Today, ROA publishes a new report on lifelong learning among three groups of workers with a vulnerable position on the labour market: flexworkers, lower educated workers and older workers. The report shows the low participation in formal and informal learning activities of these three groups of workers.
Employee and employer experiments are then used to measure employees’willingness to participate in training and employers’ willingness to invest in workers from these groups. The report shows that the lower training participation among lower educated employees is mainly due to the fact that lower educated workers are less willing to participate in training, whereas employers do not to distinguish between low-educated and highly educated individuals when selecting employees for training investments.

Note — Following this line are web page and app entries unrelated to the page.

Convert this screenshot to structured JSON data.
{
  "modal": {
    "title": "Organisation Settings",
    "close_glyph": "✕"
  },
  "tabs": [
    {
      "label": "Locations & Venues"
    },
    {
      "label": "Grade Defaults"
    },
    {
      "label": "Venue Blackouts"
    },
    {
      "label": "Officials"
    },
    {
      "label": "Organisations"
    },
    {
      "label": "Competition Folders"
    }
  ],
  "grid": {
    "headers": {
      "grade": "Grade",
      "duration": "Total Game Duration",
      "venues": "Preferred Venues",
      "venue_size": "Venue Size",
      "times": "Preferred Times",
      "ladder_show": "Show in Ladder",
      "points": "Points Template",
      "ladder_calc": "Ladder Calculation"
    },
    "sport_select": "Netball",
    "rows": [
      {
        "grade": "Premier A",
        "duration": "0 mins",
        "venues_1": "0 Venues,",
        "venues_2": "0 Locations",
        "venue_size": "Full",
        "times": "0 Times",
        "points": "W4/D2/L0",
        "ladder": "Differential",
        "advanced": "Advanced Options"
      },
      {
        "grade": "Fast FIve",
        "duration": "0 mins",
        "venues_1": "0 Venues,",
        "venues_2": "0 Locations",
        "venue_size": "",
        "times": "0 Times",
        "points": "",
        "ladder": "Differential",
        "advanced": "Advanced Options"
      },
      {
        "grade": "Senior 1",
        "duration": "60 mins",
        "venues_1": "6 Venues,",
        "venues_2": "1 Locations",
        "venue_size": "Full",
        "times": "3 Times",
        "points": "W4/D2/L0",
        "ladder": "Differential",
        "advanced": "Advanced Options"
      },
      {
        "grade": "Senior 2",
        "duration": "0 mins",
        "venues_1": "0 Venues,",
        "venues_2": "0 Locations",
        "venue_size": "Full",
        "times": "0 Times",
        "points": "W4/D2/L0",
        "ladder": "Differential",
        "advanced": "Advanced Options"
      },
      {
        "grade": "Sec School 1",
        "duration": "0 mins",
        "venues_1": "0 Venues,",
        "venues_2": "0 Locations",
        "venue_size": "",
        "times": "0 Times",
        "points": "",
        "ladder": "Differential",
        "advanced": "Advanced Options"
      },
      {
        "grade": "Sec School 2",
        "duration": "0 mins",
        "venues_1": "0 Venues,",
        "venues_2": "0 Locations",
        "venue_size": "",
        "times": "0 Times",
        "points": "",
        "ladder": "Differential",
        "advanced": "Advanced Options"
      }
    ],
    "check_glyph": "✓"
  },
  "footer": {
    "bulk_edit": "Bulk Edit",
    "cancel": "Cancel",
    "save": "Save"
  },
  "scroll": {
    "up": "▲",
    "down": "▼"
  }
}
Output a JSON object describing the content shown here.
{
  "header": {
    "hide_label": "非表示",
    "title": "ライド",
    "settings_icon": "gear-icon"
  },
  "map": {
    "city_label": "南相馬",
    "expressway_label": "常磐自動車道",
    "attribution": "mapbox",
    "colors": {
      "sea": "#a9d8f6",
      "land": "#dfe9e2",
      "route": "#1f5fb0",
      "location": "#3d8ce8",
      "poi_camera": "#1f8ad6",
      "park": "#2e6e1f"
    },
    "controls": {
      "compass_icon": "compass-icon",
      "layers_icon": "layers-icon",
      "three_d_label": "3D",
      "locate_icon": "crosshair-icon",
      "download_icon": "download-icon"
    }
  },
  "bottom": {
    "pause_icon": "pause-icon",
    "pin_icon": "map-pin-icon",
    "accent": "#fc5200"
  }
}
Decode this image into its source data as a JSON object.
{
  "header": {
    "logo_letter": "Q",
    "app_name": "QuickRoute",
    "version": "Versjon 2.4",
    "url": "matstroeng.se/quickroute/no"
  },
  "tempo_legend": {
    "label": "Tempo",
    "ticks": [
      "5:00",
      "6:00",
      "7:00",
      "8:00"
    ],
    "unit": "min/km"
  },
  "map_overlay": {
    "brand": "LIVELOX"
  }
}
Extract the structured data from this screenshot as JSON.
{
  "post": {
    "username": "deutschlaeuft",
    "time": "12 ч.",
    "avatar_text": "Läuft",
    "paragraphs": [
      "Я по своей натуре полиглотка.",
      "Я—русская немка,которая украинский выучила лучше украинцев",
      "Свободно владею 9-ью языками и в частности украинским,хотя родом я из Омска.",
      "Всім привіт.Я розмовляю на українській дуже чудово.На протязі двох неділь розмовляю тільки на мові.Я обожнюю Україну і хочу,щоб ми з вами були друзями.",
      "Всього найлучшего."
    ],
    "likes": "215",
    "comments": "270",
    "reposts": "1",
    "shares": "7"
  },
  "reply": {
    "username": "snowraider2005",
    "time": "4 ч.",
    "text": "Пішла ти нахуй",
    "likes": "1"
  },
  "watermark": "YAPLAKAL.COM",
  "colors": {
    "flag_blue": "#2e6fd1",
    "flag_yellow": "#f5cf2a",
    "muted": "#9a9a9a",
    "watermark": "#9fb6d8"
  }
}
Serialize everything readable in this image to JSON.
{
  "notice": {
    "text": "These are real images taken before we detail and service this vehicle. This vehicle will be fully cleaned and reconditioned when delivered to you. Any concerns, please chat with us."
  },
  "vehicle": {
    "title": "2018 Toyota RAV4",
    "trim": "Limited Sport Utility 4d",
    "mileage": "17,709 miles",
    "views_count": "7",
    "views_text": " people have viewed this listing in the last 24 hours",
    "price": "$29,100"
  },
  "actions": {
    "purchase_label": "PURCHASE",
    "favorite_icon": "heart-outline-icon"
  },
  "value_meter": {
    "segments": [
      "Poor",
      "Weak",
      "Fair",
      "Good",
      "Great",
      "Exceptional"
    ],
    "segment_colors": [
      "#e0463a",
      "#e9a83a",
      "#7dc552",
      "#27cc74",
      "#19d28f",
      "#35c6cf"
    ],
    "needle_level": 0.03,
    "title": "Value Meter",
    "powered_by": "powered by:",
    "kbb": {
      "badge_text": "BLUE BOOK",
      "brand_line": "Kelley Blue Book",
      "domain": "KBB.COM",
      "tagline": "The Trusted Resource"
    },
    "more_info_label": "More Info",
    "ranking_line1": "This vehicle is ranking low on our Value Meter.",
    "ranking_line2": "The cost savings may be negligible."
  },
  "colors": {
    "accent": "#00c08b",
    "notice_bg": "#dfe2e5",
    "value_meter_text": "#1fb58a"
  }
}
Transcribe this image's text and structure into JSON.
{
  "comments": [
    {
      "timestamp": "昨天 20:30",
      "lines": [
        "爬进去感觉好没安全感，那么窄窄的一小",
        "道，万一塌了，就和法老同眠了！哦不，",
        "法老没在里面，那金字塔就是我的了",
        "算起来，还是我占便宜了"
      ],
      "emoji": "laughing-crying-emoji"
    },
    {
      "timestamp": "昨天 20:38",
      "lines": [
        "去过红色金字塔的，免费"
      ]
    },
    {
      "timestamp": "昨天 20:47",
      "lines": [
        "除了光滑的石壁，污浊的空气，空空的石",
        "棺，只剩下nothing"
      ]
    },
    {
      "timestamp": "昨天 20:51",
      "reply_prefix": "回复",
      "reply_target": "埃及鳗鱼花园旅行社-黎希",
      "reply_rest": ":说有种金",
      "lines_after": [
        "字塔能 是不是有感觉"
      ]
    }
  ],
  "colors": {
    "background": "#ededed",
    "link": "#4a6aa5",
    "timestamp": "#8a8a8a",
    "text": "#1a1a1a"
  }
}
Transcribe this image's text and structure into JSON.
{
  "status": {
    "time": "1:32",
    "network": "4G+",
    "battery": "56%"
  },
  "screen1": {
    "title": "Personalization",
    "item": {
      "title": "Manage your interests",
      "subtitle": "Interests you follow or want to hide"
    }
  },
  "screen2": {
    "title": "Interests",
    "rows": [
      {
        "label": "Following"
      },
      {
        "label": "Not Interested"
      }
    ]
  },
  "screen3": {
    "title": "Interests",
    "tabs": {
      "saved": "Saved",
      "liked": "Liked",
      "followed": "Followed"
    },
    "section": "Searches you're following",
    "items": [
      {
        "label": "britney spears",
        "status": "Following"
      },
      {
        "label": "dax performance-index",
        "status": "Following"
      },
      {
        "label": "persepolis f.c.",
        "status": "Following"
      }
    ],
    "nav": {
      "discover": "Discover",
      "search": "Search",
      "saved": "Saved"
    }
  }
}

This is different for temporary workers. They are on average very willing to participate in training courses if they are given the opportunity. Employers, however, are much less willing to invest in workers with a temporary contract compared to those with a permanent contract. Permanent employees are 2.3 times more likely to receive training when compared to temporary workers without any prospects to receive a permanent contract. This suggests that employers are mainly responsible for the training gap of temporary workers.
Employers are also less likely to invest in older workers when compared to younger workers. However, older workers are also less willing to participate in training themselves. So in this case, the lower training participation seems to be a result of both low employer and employee preferences.
“The report ‘Leren onder groepen met een kwetsbare positie op de arbeidsmarkt’ is written by Annemarie Künn-Nelen, Davey Poulissen, Didier Fouarge, Peter van Eldert and Andries de Grip.”